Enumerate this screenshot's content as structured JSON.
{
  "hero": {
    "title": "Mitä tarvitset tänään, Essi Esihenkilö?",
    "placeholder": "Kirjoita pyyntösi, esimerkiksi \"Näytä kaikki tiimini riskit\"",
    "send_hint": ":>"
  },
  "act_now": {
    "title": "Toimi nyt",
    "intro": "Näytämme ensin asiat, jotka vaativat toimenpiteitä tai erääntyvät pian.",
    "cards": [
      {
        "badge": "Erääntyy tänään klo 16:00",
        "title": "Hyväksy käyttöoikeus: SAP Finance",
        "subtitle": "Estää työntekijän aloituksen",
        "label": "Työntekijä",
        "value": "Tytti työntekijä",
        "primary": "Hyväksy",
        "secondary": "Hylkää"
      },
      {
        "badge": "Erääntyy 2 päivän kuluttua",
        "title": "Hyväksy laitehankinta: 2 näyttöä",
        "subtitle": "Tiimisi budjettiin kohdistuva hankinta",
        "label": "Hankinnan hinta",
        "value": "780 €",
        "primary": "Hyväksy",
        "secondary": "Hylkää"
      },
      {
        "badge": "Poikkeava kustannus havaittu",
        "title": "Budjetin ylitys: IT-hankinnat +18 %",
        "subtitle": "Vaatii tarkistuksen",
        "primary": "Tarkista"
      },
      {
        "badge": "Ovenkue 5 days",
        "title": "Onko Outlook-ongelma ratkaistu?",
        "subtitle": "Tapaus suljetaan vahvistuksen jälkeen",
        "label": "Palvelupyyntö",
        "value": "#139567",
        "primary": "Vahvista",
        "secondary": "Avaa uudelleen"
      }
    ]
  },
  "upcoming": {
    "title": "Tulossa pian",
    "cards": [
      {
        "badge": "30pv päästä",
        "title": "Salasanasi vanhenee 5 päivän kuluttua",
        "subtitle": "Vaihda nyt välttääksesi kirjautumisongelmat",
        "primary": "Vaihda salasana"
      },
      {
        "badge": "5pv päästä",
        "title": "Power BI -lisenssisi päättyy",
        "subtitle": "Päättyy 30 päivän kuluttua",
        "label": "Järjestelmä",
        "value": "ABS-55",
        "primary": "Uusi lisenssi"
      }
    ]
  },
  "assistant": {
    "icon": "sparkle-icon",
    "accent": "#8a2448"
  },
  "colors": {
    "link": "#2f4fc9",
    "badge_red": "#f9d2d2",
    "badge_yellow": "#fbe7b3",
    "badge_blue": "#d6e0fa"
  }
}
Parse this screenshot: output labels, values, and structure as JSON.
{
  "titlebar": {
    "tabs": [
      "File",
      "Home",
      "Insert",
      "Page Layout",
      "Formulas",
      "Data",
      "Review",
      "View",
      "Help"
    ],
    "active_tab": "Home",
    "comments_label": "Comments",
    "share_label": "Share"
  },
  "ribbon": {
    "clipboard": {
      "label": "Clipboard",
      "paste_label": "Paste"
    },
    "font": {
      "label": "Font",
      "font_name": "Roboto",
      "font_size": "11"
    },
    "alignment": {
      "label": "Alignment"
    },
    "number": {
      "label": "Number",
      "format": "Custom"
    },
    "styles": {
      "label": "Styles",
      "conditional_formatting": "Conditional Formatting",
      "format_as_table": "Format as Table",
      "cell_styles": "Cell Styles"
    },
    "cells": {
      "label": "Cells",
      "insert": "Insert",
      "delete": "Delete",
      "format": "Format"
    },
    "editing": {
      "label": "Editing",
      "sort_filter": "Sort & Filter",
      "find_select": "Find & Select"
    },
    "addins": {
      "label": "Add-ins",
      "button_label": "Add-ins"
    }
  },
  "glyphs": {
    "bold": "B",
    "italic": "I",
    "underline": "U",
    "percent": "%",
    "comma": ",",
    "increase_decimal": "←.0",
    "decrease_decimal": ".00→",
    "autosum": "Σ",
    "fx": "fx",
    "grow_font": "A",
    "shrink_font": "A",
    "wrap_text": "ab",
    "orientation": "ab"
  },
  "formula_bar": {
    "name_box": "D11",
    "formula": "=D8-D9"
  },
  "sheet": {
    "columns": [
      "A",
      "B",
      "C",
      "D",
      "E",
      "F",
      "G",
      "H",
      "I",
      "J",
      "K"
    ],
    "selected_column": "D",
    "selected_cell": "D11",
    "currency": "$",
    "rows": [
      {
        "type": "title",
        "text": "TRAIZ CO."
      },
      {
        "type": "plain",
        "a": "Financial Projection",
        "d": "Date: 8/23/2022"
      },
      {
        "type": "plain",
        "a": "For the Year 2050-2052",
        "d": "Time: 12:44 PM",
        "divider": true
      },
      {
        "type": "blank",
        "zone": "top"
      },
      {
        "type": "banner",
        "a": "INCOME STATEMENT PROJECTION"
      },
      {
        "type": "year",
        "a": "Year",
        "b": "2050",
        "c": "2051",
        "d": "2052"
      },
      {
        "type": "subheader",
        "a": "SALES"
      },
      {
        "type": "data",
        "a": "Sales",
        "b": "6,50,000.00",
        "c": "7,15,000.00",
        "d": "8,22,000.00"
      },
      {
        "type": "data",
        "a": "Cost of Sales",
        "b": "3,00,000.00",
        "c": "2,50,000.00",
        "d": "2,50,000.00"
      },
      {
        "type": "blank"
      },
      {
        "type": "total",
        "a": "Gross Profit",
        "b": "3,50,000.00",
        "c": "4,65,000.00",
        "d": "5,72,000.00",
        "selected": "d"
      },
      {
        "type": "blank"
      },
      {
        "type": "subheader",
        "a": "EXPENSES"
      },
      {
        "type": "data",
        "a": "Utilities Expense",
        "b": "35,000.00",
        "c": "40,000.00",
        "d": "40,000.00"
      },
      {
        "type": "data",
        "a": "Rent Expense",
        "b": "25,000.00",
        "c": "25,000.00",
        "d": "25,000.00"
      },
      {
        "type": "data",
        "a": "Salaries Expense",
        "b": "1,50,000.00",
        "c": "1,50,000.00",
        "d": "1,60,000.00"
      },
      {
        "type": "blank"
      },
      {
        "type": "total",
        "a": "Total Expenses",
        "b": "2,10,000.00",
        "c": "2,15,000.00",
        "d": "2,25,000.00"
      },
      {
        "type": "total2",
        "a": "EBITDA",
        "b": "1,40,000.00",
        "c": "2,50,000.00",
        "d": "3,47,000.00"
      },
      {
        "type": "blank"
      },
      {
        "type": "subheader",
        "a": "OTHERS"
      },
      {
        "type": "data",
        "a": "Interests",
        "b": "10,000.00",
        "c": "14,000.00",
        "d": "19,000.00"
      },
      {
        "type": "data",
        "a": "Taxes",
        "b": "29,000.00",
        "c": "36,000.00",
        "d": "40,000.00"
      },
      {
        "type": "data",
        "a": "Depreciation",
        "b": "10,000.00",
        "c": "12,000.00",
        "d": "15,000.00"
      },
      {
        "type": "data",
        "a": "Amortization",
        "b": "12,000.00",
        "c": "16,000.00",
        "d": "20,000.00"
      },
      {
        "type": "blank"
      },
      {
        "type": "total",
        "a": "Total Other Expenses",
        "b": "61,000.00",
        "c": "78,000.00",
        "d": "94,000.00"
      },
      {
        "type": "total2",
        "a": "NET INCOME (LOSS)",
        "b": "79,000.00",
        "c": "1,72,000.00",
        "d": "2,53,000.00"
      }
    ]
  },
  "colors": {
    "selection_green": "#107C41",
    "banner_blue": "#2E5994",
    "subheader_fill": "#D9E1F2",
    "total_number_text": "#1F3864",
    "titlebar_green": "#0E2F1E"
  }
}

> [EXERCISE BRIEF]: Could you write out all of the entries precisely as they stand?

> [RESULT FOR THIS TASK]:
Enumerate this screenshot's content as structured JSON.
{
  "hero": {
    "title": "Mitä tarvitset tänään, Essi Esihenkilö?",
    "placeholder": "Kirjoita pyyntösi, esimerkiksi \"Näytä kaikki tiimini riskit\"",
    "send_hint": ":>"
  },
  "act_now": {
    "title": "Toimi nyt",
    "intro": "Näytämme ensin asiat, jotka vaativat toimenpiteitä tai erääntyvät pian.",
    "cards": [
      {
        "badge": "Erääntyy tänään klo 16:00",
        "title": "Hyväksy käyttöoikeus: SAP Finance",
        "subtitle": "Estää työntekijän aloituksen",
        "label": "Työntekijä",
        "value": "Tytti työntekijä",
        "primary": "Hyväksy",
        "secondary": "Hylkää"
      },
      {
        "badge": "Erääntyy 2 päivän kuluttua",
        "title": "Hyväksy laitehankinta: 2 näyttöä",
        "subtitle": "Tiimisi budjettiin kohdistuva hankinta",
        "label": "Hankinnan hinta",
        "value": "780 €",
        "primary": "Hyväksy",
        "secondary": "Hylkää"
      },
      {
        "badge": "Poikkeava kustannus havaittu",
        "title": "Budjetin ylitys: IT-hankinnat +18 %",
        "subtitle": "Vaatii tarkistuksen",
        "primary": "Tarkista"
      },
      {
        "badge": "Ovenkue 5 days",
        "title": "Onko Outlook-ongelma ratkaistu?",
        "subtitle": "Tapaus suljetaan vahvistuksen jälkeen",
        "label": "Palvelupyyntö",
        "value": "#139567",
        "primary": "Vahvista",
        "secondary": "Avaa uudelleen"
      }
    ]
  },
  "upcoming": {
    "title": "Tulossa pian",
    "cards": [
      {
        "badge": "30pv päästä",
        "title": "Salasanasi vanhenee 5 päivän kuluttua",
        "subtitle": "Vaihda nyt välttääksesi kirjautumisongelmat",
        "primary": "Vaihda salasana"
      },
      {
        "badge": "5pv päästä",
        "title": "Power BI -lisenssisi päättyy",
        "subtitle": "Päättyy 30 päivän kuluttua",
        "label": "Järjestelmä",
        "value": "ABS-55",
        "primary": "Uusi lisenssi"
      }
    ]
  },
  "assistant": {
    "icon": "sparkle-icon",
    "accent": "#8a2448"
  },
  "colors": {
    "link": "#2f4fc9",
    "badge_red": "#f9d2d2",
    "badge_yellow": "#fbe7b3",
    "badge_blue": "#d6e0fa"
  }
}
Parse this screenshot: output labels, values, and structure as JSON.
{
  "titlebar": {
    "tabs": [
      "File",
      "Home",
      "Insert",
      "Page Layout",
      "Formulas",
      "Data",
      "Review",
      "View",
      "Help"
    ],
    "active_tab": "Home",
    "comments_label": "Comments",
    "share_label": "Share"
  },
  "ribbon": {
    "clipboard": {
      "label": "Clipboard",
      "paste_label": "Paste"
    },
    "font": {
      "label": "Font",
      "font_name": "Roboto",
      "font_size": "11"
    },
    "alignment": {
      "label": "Alignment"
    },
    "number": {
      "label": "Number",
      "format": "Custom"
    },
    "styles": {
      "label": "Styles",
      "conditional_formatting": "Conditional Formatting",
      "format_as_table": "Format as Table",
      "cell_styles": "Cell Styles"
    },
    "cells": {
      "label": "Cells",
      "insert": "Insert",
      "delete": "Delete",
      "format": "Format"
    },
    "editing": {
      "label": "Editing",
      "sort_filter": "Sort & Filter",
      "find_select": "Find & Select"
    },
    "addins": {
      "label": "Add-ins",
      "button_label": "Add-ins"
    }
  },
  "glyphs": {
    "bold": "B",
    "italic": "I",
    "underline": "U",
    "percent": "%",
    "comma": ",",
    "increase_decimal": "←.0",
    "decrease_decimal": ".00→",
    "autosum": "Σ",
    "fx": "fx",
    "grow_font": "A",
    "shrink_font": "A",
    "wrap_text": "ab",
    "orientation": "ab"
  },
  "formula_bar": {
    "name_box": "D11",
    "formula": "=D8-D9"
  },
  "sheet": {
    "columns": [
      "A",
      "B",
      "C",
      "D",
      "E",
      "F",
      "G",
      "H",
      "I",
      "J",
      "K"
    ],
    "selected_column": "D",
    "selected_cell": "D11",
    "currency": "$",
    "rows": [
      {
        "type": "title",
        "text": "TRAIZ CO."
      },
      {
        "type": "plain",
        "a": "Financial Projection",
        "d": "Date: 8/23/2022"
      },
      {
        "type": "plain",
        "a": "For the Year 2050-2052",
        "d": "Time: 12:44 PM",
        "divider": true
      },
      {
        "type": "blank",
        "zone": "top"
      },
      {
        "type": "banner",
        "a": "INCOME STATEMENT PROJECTION"
      },
      {
        "type": "year",
        "a": "Year",
        "b": "2050",
        "c": "2051",
        "d": "2052"
      },
      {
        "type": "subheader",
        "a": "SALES"
      },
      {
        "type": "data",
        "a": "Sales",
        "b": "6,50,000.00",
        "c": "7,15,000.00",
        "d": "8,22,000.00"
      },
      {
        "type": "data",
        "a": "Cost of Sales",
        "b": "3,00,000.00",
        "c": "2,50,000.00",
        "d": "2,50,000.00"
      },
      {
        "type": "blank"
      },
      {
        "type": "total",
        "a": "Gross Profit",
        "b": "3,50,000.00",
        "c": "4,65,000.00",
        "d": "5,72,000.00",
        "selected": "d"
      },
      {
        "type": "blank"
      },
      {
        "type": "subheader",
        "a": "EXPENSES"
      },
      {
        "type": "data",
        "a": "Utilities Expense",
        "b": "35,000.00",
        "c": "40,000.00",
        "d": "40,000.00"
      },
      {
        "type": "data",
        "a": "Rent Expense",
        "b": "25,000.00",
        "c": "25,000.00",
        "d": "25,000.00"
      },
      {
        "type": "data",
        "a": "Salaries Expense",
        "b": "1,50,000.00",
        "c": "1,50,000.00",
        "d": "1,60,000.00"
      },
      {
        "type": "blank"
      },
      {
        "type": "total",
        "a": "Total Expenses",
        "b": "2,10,000.00",
        "c": "2,15,000.00",
        "d": "2,25,000.00"
      },
      {
        "type": "total2",
        "a": "EBITDA",
        "b": "1,40,000.00",
        "c": "2,50,000.00",
        "d": "3,47,000.00"
      },
      {
        "type": "blank"
      },
      {
        "type": "subheader",
        "a": "OTHERS"
      },
      {
        "type": "data",
        "a": "Interests",
        "b": "10,000.00",
        "c": "14,000.00",
        "d": "19,000.00"
      },
      {
        "type": "data",
        "a": "Taxes",
        "b": "29,000.00",
        "c": "36,000.00",
        "d": "40,000.00"
      },
      {
        "type": "data",
        "a": "Depreciation",
        "b": "10,000.00",
        "c": "12,000.00",
        "d": "15,000.00"
      },
      {
        "type": "data",
        "a": "Amortization",
        "b": "12,000.00",
        "c": "16,000.00",
        "d": "20,000.00"
      },
      {
        "type": "blank"
      },
      {
        "type": "total",
        "a": "Total Other Expenses",
        "b": "61,000.00",
        "c": "78,000.00",
        "d": "94,000.00"
      },
      {
        "type": "total2",
        "a": "NET INCOME (LOSS)",
        "b": "79,000.00",
        "c": "1,72,000.00",
        "d": "2,53,000.00"
      }
    ]
  },
  "colors": {
    "selection_green": "#107C41",
    "banner_blue": "#2E5994",
    "subheader_fill": "#D9E1F2",
    "total_number_text": "#1F3864",
    "titlebar_green": "#0E2F1E"
  }
}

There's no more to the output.